§ Goal of the exercise
State how many lines in the entries below hold the word "count", with nothing besides the number.

(Recorded data)
────────

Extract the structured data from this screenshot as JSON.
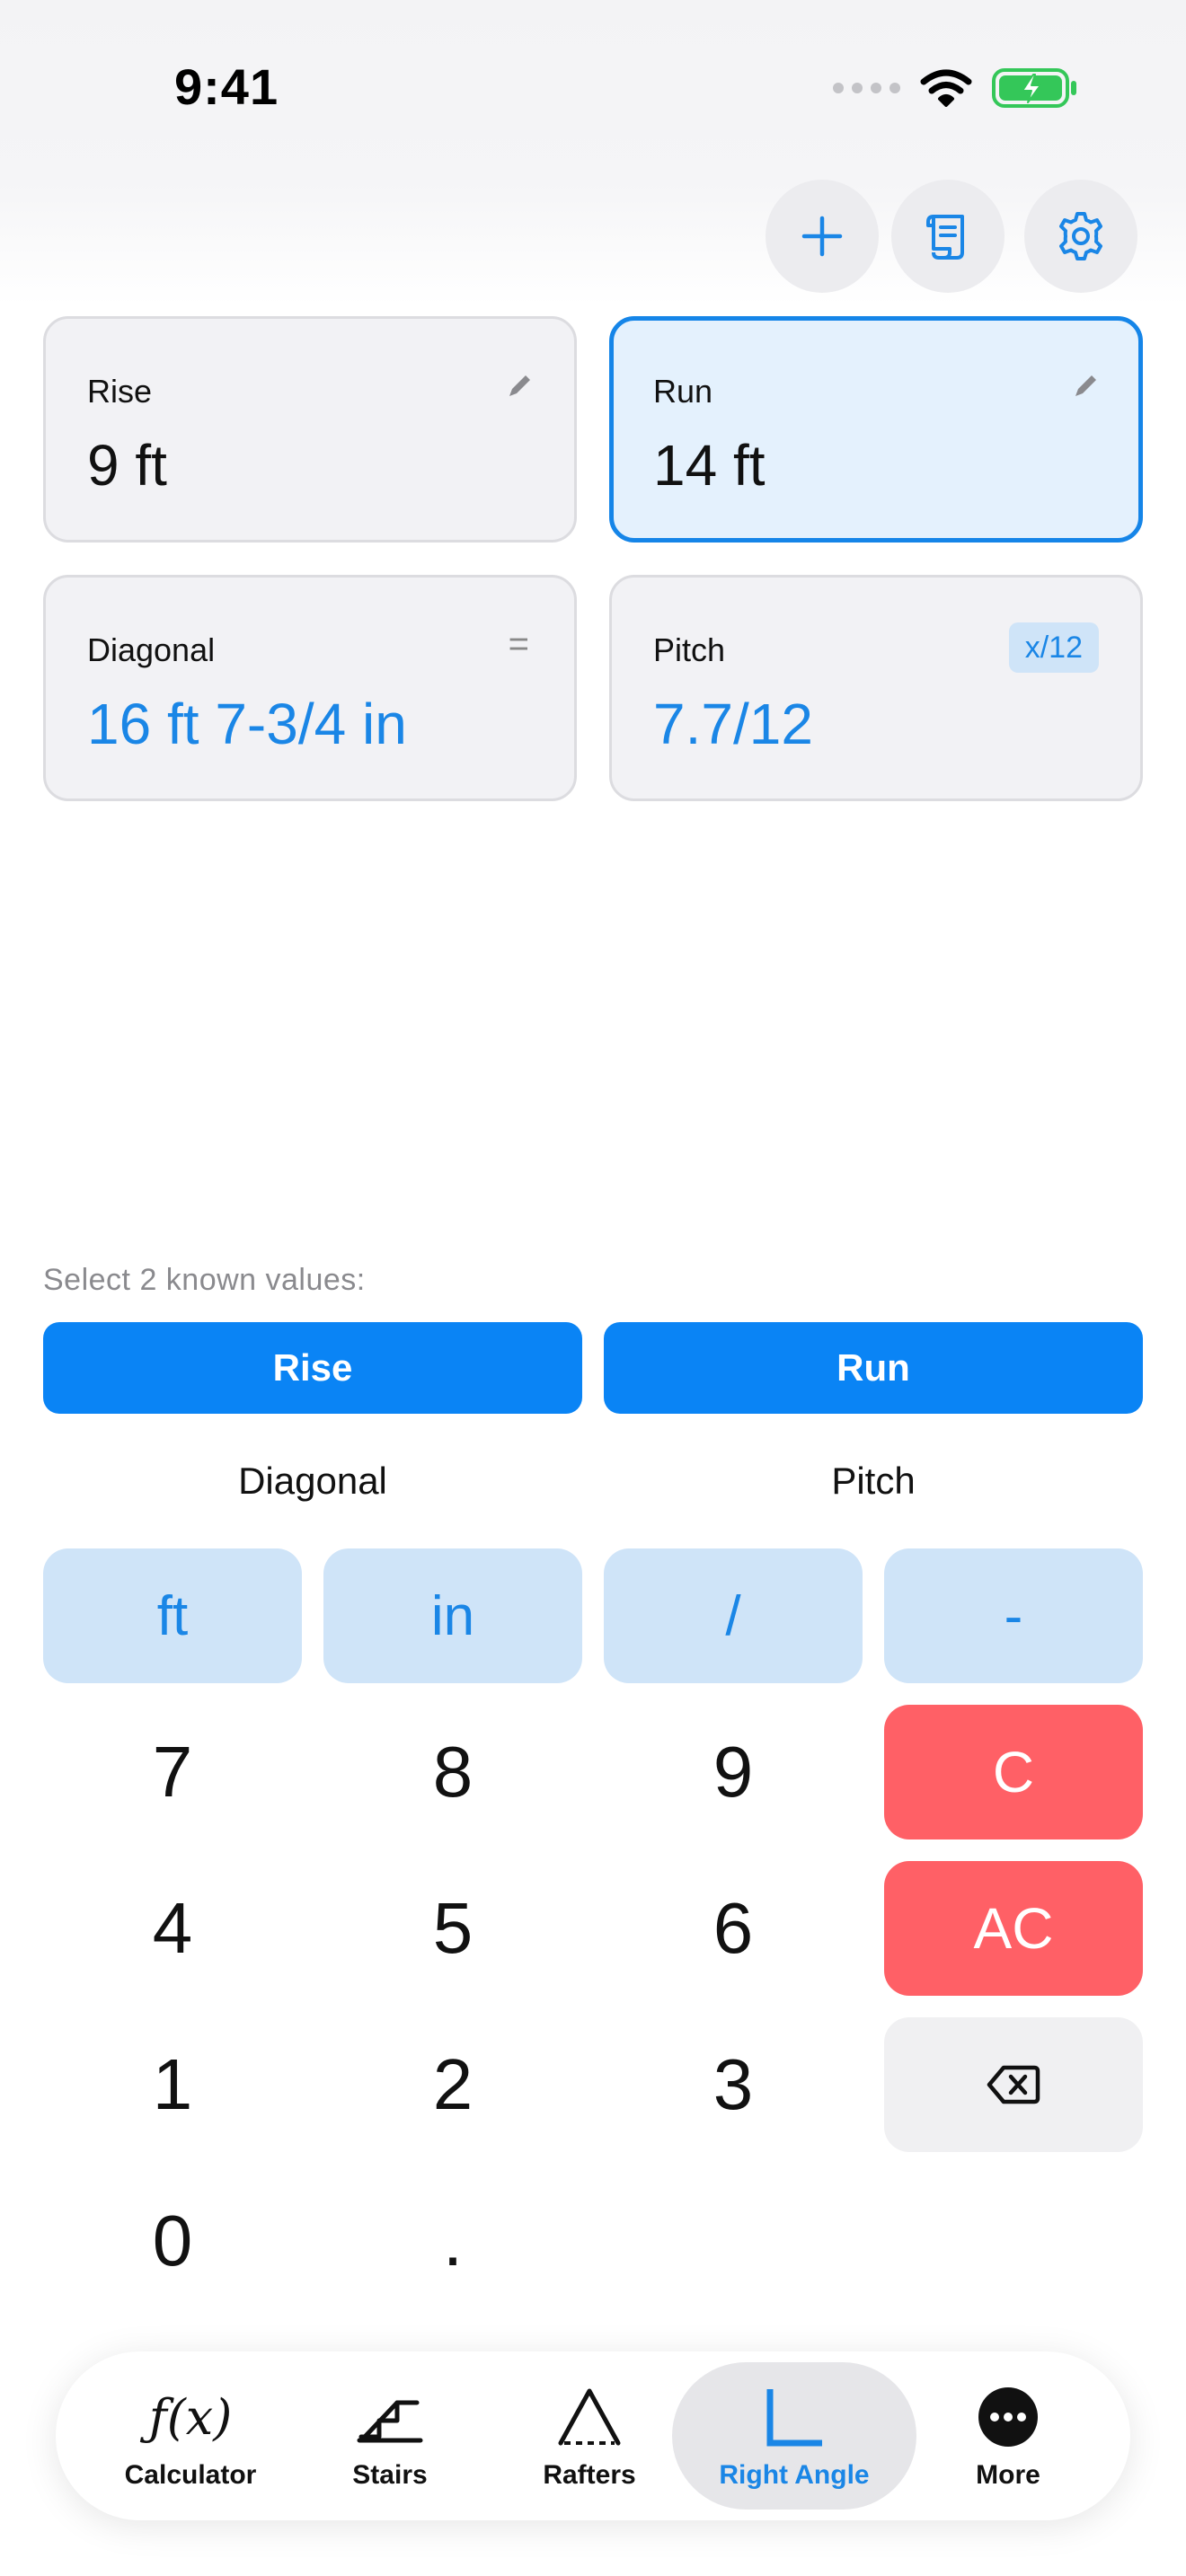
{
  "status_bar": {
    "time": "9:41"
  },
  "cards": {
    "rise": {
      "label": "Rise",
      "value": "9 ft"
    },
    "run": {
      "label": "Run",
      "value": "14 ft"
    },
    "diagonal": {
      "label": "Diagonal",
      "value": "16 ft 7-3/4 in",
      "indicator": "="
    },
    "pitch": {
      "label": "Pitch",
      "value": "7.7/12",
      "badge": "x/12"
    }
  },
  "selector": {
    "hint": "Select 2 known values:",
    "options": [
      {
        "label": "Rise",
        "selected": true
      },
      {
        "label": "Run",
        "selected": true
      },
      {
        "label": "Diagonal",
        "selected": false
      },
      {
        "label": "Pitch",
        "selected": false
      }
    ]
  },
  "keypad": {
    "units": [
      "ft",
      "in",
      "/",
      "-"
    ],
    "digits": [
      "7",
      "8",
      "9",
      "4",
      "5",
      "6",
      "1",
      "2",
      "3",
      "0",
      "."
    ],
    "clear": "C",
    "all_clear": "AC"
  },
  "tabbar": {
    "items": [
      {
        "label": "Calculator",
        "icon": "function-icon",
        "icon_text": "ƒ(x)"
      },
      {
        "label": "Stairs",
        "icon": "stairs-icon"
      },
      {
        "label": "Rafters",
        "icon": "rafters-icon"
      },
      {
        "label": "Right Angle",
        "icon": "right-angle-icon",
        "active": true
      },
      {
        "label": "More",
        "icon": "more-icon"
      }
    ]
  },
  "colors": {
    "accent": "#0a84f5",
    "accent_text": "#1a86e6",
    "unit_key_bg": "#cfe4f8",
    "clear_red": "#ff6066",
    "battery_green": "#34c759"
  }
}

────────

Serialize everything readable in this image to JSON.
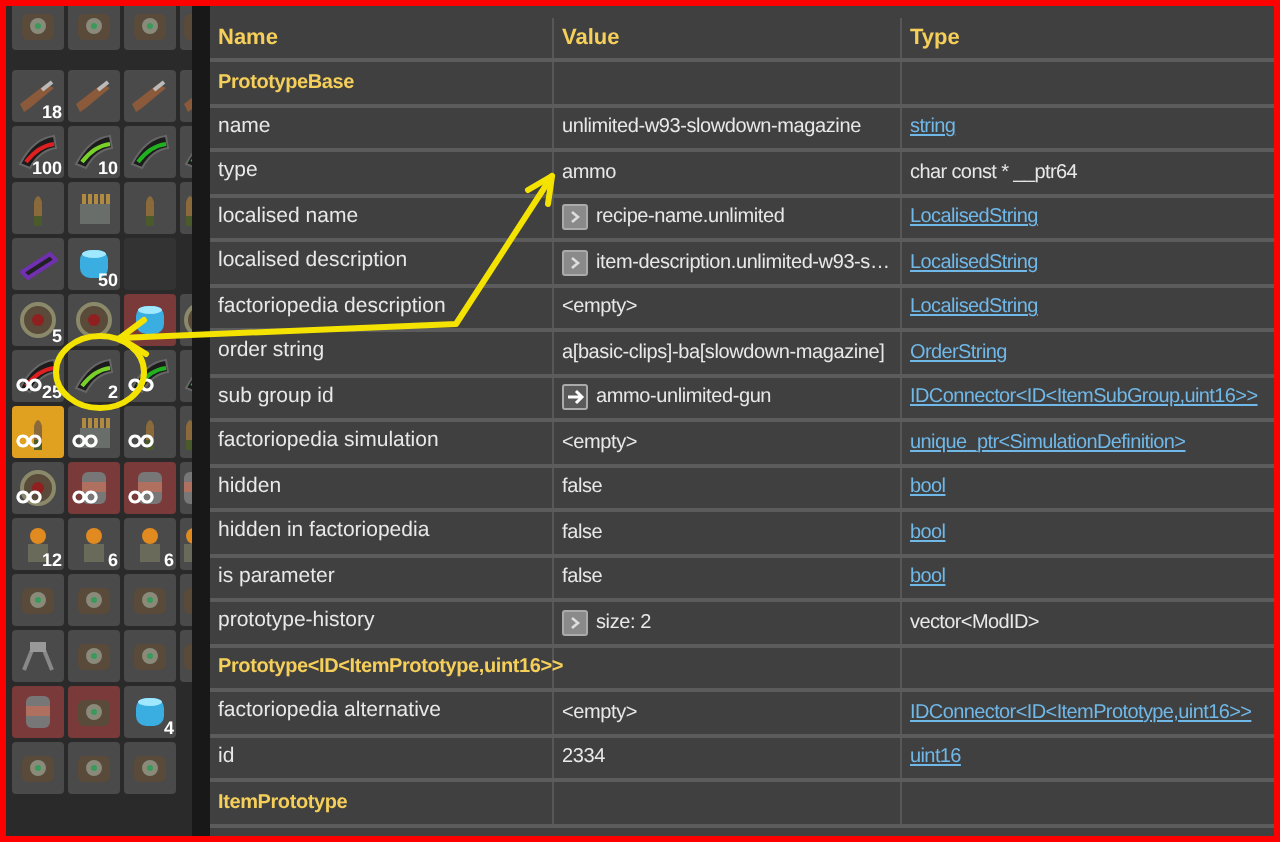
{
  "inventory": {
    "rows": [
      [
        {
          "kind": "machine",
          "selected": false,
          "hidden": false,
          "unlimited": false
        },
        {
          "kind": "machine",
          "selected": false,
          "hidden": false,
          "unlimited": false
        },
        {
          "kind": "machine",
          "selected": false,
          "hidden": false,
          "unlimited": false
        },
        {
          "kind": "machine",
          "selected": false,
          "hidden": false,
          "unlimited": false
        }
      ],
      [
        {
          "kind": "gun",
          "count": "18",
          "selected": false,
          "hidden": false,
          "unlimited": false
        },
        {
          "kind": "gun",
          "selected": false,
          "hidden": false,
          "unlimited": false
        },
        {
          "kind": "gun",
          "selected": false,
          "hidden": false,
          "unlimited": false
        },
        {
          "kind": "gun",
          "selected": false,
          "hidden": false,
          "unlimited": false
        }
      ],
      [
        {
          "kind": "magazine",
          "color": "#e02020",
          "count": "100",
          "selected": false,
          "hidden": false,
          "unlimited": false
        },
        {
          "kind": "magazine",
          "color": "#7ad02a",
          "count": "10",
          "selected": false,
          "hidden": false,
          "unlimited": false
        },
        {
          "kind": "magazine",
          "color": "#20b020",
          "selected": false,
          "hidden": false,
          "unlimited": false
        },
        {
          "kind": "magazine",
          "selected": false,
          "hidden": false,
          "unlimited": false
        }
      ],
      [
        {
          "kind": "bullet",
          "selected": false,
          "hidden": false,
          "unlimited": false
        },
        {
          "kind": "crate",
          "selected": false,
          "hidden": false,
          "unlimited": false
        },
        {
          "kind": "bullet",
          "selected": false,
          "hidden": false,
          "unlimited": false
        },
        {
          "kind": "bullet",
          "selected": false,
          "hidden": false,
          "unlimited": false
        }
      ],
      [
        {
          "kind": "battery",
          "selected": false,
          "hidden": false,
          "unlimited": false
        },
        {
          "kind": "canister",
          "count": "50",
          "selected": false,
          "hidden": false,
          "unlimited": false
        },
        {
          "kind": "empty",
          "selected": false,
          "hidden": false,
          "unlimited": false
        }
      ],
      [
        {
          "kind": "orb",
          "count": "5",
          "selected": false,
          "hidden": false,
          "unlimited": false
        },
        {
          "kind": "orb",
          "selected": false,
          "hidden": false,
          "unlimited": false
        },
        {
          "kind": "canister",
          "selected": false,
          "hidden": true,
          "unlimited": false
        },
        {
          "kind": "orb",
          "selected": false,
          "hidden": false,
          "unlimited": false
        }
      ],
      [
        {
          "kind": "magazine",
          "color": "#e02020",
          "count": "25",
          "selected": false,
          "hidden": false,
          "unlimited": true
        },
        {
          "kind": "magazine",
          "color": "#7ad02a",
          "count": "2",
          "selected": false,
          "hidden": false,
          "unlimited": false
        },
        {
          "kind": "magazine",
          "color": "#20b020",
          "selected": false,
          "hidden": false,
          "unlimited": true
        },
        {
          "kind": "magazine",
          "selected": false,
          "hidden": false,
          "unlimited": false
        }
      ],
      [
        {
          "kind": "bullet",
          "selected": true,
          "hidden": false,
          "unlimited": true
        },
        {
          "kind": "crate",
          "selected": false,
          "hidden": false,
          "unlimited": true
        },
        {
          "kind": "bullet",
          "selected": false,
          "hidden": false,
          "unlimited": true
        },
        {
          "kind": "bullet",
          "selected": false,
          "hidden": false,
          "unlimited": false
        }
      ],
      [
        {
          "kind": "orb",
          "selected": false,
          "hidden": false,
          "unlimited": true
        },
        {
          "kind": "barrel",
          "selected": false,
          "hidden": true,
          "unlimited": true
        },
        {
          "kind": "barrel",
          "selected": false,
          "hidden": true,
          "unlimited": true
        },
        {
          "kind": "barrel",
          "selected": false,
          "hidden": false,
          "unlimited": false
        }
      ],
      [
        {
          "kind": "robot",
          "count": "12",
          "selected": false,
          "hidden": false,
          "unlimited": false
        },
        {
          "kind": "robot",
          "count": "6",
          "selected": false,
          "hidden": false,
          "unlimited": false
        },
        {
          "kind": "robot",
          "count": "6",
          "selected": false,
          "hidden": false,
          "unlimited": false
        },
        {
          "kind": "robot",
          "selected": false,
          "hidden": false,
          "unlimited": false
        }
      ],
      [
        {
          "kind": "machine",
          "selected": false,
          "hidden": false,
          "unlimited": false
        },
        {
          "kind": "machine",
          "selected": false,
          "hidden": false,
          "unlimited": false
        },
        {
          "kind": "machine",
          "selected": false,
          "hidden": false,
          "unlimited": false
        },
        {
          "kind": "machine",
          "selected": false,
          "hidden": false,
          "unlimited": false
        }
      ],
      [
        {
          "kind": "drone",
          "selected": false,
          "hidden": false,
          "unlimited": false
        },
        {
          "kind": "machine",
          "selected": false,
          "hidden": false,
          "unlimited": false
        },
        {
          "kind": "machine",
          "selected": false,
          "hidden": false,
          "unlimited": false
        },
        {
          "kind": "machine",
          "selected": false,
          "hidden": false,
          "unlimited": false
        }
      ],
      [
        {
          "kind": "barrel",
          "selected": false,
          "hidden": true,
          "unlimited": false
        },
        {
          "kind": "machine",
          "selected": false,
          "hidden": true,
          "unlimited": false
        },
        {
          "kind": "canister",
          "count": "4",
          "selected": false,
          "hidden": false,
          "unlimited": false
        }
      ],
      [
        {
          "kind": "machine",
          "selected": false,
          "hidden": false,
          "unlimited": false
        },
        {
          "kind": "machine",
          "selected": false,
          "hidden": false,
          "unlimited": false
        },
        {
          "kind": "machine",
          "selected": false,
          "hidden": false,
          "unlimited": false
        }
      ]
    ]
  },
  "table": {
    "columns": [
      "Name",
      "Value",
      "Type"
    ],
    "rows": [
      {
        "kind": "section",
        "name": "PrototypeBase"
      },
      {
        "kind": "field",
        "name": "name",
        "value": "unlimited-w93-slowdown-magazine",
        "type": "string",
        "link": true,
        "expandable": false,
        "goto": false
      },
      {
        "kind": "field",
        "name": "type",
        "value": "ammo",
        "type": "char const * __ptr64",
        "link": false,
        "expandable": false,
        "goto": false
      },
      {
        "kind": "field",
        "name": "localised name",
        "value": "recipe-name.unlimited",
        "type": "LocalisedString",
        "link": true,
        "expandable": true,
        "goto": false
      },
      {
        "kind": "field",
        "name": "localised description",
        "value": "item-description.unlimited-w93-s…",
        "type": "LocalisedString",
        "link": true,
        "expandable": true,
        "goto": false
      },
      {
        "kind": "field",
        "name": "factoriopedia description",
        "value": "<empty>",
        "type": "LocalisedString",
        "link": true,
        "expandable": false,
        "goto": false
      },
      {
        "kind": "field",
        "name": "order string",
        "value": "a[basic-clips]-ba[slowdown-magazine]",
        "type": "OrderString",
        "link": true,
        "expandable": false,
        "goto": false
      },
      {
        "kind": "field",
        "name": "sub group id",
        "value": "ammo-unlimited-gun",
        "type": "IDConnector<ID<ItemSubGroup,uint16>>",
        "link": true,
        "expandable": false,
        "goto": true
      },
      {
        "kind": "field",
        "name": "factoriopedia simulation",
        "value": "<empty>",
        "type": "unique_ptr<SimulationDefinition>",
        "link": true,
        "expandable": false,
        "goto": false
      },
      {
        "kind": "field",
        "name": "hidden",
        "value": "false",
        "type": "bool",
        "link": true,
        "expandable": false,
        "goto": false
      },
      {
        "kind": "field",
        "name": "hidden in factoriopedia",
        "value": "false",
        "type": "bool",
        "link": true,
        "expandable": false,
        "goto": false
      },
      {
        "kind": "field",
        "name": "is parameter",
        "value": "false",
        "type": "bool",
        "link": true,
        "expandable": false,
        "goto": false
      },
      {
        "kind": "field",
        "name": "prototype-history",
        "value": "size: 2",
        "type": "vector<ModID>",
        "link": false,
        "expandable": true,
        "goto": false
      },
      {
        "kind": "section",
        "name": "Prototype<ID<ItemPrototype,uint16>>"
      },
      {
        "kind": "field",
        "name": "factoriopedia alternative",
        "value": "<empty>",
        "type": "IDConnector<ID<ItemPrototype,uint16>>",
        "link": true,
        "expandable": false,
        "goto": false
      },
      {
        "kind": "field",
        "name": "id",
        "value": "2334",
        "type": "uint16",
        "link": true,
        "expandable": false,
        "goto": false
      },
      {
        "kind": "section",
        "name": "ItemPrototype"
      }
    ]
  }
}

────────

§ Response for this exercise
11